What's next on Obamacare? | Arkansas Blog

Wednesday, July 23, 2014

What's next on Obamacare?

Posted By on Wed, Jul 23, 2014 at 6:39 AM

Here's a useful list of what lies ahead after conflicting rulings yesterday on whether subsidies are allowed for people who enroll in health exchanges set up by the federal government rather than the states.

In the short run: Nothing. It will be months before the legal wrangling is over.

Note that the easiest solution is a quick and painless clarification of the federal statute. There's no doubt lawmakers intended for all U.S. citizens to get subsidized coverage and there's no doubt the lawsuits over technical confusion in the drafting are not intended to help anybody but to destroy the Affordable Care Act.

As the article notes, given the polarization in Congress, the simple fix on language to comply with the clear intent of the law is not possible as long as Republicans control the House and will filibuster in the Senate to destroy the move toward universal health care.

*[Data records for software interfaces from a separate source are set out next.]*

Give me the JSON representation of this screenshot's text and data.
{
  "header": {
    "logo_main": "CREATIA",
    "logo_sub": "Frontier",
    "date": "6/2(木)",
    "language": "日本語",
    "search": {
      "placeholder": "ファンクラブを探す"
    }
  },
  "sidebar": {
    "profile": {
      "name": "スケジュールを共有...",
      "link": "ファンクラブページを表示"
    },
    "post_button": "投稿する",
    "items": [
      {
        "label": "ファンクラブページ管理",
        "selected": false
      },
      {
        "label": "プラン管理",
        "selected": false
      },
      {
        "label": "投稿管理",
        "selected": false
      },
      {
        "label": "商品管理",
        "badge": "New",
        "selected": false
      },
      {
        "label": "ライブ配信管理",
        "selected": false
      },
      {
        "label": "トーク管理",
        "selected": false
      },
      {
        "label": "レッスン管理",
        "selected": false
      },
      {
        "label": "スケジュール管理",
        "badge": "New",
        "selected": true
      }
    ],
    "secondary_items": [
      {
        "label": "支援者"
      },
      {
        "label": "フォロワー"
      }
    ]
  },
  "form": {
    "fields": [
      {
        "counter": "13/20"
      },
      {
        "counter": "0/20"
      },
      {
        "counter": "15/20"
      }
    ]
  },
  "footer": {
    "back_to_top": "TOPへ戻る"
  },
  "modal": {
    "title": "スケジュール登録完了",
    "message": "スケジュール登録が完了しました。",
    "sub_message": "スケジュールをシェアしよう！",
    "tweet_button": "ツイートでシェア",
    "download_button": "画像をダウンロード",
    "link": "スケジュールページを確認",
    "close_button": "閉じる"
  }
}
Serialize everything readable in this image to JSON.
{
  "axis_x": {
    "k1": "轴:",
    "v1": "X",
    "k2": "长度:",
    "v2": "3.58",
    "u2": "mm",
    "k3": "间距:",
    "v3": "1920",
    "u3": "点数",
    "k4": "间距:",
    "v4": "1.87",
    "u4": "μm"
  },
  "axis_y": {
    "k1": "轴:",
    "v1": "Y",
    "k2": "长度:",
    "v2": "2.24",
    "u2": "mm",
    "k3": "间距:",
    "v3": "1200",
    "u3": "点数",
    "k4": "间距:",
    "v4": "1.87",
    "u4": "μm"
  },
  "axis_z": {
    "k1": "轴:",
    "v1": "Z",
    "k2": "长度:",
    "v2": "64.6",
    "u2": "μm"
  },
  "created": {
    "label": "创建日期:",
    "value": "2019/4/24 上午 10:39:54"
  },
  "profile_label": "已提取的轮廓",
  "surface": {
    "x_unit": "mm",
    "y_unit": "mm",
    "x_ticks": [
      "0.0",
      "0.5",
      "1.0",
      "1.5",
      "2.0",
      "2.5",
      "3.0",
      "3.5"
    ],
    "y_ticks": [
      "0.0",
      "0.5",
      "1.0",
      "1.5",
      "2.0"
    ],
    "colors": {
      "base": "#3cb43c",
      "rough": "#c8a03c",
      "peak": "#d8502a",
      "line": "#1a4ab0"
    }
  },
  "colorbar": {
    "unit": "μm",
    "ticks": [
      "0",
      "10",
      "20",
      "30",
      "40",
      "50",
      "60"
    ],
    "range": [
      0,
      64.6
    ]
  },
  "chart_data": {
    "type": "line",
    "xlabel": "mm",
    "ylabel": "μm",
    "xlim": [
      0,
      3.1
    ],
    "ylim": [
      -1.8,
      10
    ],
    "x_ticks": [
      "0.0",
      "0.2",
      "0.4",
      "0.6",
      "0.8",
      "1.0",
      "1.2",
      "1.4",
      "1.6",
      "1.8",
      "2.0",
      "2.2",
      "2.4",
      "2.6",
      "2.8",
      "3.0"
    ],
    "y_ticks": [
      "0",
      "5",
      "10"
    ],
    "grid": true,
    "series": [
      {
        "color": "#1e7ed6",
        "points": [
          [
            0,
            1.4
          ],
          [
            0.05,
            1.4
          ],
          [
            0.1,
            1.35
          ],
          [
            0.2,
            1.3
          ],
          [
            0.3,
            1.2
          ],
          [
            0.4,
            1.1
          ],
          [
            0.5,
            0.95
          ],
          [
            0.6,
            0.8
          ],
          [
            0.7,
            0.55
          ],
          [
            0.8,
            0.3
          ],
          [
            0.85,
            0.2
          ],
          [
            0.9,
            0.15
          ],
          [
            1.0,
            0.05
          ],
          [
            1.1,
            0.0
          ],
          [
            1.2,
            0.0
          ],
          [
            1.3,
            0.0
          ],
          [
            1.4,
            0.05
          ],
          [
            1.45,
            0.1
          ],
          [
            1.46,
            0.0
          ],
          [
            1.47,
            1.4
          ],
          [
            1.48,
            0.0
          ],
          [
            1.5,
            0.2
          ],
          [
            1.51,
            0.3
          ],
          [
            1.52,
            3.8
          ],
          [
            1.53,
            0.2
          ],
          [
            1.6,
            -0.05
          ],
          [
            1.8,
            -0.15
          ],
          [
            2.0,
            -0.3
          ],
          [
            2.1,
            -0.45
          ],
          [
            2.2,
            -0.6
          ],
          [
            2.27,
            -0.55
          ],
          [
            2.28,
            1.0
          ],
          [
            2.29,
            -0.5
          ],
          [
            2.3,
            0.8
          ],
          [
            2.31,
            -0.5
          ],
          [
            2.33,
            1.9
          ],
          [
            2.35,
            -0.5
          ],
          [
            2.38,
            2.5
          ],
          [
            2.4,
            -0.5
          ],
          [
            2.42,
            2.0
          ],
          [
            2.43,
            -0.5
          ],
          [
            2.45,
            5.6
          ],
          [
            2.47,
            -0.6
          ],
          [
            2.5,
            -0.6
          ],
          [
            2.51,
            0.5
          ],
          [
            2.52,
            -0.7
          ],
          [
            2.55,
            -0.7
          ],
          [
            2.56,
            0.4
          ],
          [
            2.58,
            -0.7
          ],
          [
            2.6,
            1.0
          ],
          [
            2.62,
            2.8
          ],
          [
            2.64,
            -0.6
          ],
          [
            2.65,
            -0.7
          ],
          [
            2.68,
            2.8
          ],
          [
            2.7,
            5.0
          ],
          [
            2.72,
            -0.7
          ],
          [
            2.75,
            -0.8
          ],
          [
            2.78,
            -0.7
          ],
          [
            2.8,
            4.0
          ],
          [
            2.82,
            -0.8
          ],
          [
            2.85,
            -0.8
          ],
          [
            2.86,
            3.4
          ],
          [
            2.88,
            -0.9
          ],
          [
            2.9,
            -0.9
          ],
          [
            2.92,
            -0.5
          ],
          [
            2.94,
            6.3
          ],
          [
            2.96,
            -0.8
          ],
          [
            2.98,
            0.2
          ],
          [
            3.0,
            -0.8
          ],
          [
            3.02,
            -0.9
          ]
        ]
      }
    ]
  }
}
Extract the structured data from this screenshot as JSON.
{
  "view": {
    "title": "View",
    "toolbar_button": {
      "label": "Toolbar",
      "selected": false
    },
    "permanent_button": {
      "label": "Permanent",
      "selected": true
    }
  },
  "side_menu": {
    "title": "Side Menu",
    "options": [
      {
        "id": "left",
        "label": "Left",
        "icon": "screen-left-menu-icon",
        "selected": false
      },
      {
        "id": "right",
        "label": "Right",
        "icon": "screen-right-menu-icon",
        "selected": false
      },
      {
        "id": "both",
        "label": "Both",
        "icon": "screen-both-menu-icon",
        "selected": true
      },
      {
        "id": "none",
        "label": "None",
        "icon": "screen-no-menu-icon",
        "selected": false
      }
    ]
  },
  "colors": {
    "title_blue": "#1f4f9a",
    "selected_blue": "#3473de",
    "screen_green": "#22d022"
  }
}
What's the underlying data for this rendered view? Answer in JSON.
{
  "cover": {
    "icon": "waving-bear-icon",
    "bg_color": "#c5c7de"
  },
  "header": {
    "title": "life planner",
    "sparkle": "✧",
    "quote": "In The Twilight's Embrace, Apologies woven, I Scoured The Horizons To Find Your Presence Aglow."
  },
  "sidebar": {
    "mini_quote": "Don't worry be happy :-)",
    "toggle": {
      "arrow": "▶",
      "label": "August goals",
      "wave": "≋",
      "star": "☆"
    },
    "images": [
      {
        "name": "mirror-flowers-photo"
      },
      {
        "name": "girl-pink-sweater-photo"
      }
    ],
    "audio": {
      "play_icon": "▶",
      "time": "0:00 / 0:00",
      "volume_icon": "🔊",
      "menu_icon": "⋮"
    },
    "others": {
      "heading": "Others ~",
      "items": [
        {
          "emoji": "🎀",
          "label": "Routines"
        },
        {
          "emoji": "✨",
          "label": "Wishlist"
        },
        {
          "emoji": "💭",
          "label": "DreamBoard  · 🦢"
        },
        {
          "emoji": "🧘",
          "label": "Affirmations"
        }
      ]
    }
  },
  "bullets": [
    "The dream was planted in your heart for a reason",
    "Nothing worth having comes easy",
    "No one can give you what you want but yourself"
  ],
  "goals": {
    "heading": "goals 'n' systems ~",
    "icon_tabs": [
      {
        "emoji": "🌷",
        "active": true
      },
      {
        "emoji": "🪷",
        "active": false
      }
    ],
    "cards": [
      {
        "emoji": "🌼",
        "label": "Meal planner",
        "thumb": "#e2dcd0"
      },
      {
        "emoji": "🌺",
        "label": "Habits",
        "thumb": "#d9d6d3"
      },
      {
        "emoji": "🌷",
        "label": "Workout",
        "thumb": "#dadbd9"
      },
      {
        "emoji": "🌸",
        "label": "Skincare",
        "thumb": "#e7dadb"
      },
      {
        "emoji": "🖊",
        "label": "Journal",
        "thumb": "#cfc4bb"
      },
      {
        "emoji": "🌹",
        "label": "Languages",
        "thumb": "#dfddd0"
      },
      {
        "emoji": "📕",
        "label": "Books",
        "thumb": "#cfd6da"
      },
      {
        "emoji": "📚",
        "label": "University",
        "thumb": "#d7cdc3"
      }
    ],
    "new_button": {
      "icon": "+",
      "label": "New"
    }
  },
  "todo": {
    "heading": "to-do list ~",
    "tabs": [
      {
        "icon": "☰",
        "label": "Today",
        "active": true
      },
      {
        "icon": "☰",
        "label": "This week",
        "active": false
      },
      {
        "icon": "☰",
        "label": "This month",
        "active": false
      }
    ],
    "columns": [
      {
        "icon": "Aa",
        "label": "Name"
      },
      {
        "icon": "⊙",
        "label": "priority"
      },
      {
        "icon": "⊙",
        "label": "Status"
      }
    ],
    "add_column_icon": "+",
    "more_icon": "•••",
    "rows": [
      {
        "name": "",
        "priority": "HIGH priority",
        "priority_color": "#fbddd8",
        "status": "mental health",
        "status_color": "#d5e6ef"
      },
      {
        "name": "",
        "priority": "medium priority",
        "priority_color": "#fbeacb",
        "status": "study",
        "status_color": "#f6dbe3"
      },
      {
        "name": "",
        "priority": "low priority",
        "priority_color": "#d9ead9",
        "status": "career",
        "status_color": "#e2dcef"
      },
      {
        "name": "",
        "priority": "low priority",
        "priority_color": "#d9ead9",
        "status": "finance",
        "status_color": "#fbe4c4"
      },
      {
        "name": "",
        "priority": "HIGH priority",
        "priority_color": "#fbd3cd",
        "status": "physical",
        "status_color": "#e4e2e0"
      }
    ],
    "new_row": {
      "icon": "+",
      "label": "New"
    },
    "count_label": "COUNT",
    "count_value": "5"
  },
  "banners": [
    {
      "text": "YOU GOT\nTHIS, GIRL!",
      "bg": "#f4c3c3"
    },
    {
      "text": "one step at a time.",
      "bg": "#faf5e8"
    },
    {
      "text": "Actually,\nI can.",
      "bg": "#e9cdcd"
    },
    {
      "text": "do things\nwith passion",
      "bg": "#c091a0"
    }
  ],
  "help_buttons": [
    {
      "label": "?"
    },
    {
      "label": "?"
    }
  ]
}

Do Republican politicians really want to throw 215,000 Arkansas people off the private option or subsidized coverage through the exchanges? They do. Ask any of them — Hutchinson, Cotton, GriffinWesterman, Hill, Crawford, Womack — for a specific alternative they've proposed to prevent this outcome. The most honest of them will admit they don't want government in this business at all. If you can't save enough money to pay for your coverage, well, work harder.

Tags: ,

From the ArkTimes store

Favorite

Comments (14)

Showing 1-14 of 14

Add a comment

 
Subscribe to this thread:
Showing 1-14 of 14

Add a comment

More by Max Brantley

  • The assault weapon open line

    The open line. And report of the arrest of a man with an AR-15 who threatened to shoot people at a Springdale business.
    • Feb 17, 2018
  • A primary challenger for Rep. Laurie Rushing

    Blue Hog Report has some news on a Republican primary challenge of an incumbent legislator, Rep. Laurie Rushing, by Ernie Hinz of Hot Springs.
    • Feb 17, 2018
  • A common-sense gun measure draws no sponsors from Arkansas

    Republicans, including at least one from Arkansas, are talking about repealing the Dickey Amendment which prohibits gun research from a public health perspective. But none of them are yet willing to DO anything about it.
    • Feb 17, 2018
  • More »

Readers also liked…

  • Arkansas Times Recommends: A Literary Edition

    Arkansas Times Recommends is a series in which Times staff members (or whoever happens to be around at the time) highlight things we've been enjoying this week.
    • Jul 1, 2016
  • Baseball fans have a new place to stay

    If you missed out on Razorback baseball home games this year because you couldn’t find a great place to stay, your problem is now solved: Staybridge Suites of Fayetteville is now fully renovated and located directly across from Baum Stadium, with free parking for hotel guests.
    • May 22, 2017
  • Federal judge reprimands John Goodson for misconduct in class-action case

    John Goodson  — the Texarkana attorney, D.C. lobbyist, and husband of Arkansas State Supreme Court Justice Courtney Goodson — was reprimanded today by a federal judge for his conduct in a class-action case.
    • Aug 3, 2016

Most Shared

  • In the margins

    A rediscovered violin concerto brings an oft-forgotten composer into the limelight.
  • Donald Trump is historically unpopular — and not necessarily where you think

    My colleagues John Ray and Jesse Bacon and I estimate, in the first analysis of its kind for the 2018 election season, that the president's waning popularity isn't limited to coastal cities and states. The erosion of his electoral coalition has spread to The Natural State, extending far beyond the college towns and urban centers that voted for Hillary Clinton in 2016. From El Dorado to Sherwood, Fayetteville to Hot Springs, the president's approval rating is waning.
  • Arkansans join House vote to gut Americans with Disabilities Act

    Despite fierce protests from disabled people, the U.S. House voted today, mostly on party lines, to make it harder to sue businesses for violating the Americans with Disabilities Act. Of course Arkansas congressmen were on the wrong side.

Most Recent Comments

 

© 2018 Arkansas Times | 201 East Markham, Suite 200, Little Rock, AR 72201
Powered by Foundation